While beloved as a children’s book author, Juster’s primary vocation throughout his life was architecture, telling an interviewer that “I grew up in architecture, my father was an architect, my brother, who is four and a half years old, was training and then became an architect. I had no idea I was every going to be a writer or anything like that.” After attending college, he joined the US Navy’s Civil Engineer Corps, which he described as a “terrific experience,” but in which “a lot of your time is wasted.” To help pass the time, he began drawing and writing, and was chastised by his CO for it.
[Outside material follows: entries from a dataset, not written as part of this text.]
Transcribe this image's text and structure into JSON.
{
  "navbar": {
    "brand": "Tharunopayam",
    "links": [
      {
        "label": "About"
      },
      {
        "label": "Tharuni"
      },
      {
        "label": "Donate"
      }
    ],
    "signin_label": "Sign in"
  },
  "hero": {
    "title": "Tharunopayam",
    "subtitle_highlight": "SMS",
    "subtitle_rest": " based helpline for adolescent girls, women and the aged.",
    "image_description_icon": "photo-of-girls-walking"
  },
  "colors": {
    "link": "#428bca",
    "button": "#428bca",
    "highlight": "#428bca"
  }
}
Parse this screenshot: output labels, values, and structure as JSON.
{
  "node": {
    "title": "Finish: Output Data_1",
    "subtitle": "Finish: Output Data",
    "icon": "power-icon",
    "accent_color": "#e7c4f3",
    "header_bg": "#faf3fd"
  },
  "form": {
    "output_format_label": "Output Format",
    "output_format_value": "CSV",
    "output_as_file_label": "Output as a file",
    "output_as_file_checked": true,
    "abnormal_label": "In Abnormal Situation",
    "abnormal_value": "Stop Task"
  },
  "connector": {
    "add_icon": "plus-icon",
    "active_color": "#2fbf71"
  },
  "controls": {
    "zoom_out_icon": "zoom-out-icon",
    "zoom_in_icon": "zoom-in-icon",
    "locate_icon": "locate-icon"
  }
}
After leaving the Navy, he joined a New York architectural firm, and began to think about writing a book that would teach children about cities. He ultimately got a grant for the project, and began writing. It didn’t go well: “I started with great energy and enthusiasm until I found myself waist-deep in stacks of 3-by-5 note cards, exhausted and dispirited,” He told NPR in 2011. “This is not what I wanted to do.” He began to think about another story, and “The Phantom Tollbooth came about because I was trying to avoid doing something else.”
While looking for that other story, he was inspired by a conversation he had with a boy about the notion of infinity, and began writing the story that would ultimately become The Phantom Tollbooth.
The story follows a boy named Milo who gets an unexpected gift: a tollbooth and a map, which transports him to some new, strange lands, like Expectations, the Doldrums, and Dicionopolis, The Kingdom of Wisdom, and others. The novel was published in 1961, and went on to become a major classic, earning comparisons to the likes of The Wonderful Wizard of Oz and Alice and Wonderland. The book would later be adapted into a hybrid animated and live-action film in 1970, directed by Chuck Jones, Abe Levitow, and Dave Monahan. Juster wasn’t a fan of the film, saying that he didn’t think they did a good job. As of 2018, a remake of the project was in the works.
Juster continued to work as an architect, opening a firm in Massachusetts, but continued to write books for children, including The Dot and the Line: A Romance in Lower Mathematics, Stark Naked: A Paranomastic Odyssey, and most recently in 2011, Neville.